Colorado – Denver EMP
The first site selected for a case study was in Colorado. The City and County of Denver Electronic Monitoring Program (EMP) was established in 1994 and provides electronic monitoring services for offenders. In 2003 the program began using the SCRAM device. According to the report, while there are strengths and weaknesses to the program, overall staff would recommend the transdermal alcohol monitoring devices. Of the 4,080 offenders monitored (at the time of the report), 80% were compliant meaning that they had not had any confirmed drinking events or confirmed tamper attempts. The majority of those that were not compliant were due to tampering violations. Only 8% of those monitored were found to be non-compliant because of confirmed drinking violations.
Missouri – Jefferson County
The 23rd Judicial Circuit Court in Jefferson County, Missouri implanted the use of SCRAM Continuous Alcohol Monitors 4 years prior to the report. Prior to 2006, there was random alcohol and drug testing and in some cases the requirement for the installation of ignition interlock devices, however monitoring was not effectively enforced. Overall the program has been seen as a success in the community with representatives believing that it has prevented drunk driving. Of the 410 offenders monitored, 80% were completely compliant. Of the 20% that were noncompliant, only 6% were found to be in noncompliance because of a drinking violation.
Nebraska – Supreme Court
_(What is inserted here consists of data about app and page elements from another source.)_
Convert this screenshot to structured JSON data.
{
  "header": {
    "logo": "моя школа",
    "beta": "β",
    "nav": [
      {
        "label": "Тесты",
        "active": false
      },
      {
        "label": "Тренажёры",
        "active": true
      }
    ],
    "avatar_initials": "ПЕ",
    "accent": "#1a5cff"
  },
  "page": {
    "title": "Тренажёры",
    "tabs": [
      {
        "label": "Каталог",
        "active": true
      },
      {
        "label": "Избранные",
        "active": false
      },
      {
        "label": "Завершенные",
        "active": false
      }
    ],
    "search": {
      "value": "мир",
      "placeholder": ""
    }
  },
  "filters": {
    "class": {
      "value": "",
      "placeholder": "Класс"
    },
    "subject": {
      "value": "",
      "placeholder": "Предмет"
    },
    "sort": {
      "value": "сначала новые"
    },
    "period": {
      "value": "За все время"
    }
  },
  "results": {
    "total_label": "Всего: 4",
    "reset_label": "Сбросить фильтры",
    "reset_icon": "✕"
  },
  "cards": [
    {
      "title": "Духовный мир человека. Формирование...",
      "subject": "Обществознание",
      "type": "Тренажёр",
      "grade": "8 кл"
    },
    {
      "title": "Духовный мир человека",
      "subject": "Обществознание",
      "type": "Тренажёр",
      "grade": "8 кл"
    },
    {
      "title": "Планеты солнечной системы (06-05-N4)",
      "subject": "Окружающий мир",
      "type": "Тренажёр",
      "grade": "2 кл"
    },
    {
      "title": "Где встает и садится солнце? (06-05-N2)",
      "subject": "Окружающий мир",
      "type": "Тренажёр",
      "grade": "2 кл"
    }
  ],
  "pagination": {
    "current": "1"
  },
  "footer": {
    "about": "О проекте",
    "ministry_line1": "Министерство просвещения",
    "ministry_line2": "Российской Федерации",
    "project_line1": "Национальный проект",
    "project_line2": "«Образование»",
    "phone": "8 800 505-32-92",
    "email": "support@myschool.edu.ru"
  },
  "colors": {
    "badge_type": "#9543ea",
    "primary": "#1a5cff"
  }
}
The third site chosen for the report was the Nebraska Supreme Court Office of Probation Administration. The pilot program began in 2007 with 500 initial participants. Program staff using the SCRAM device found that it was easy to use with continuous feedback on participant compliance. Since the pilot program, nearly 3,000 offenders have been monitored. 82% of those monitored were found to be fully compliant for the duration of the monitoring requirement. Of the 18% that were determined to be noncompliant, only 6% were due to drinking violations.
Check back next week as we look at the final three sites chosen for case studies.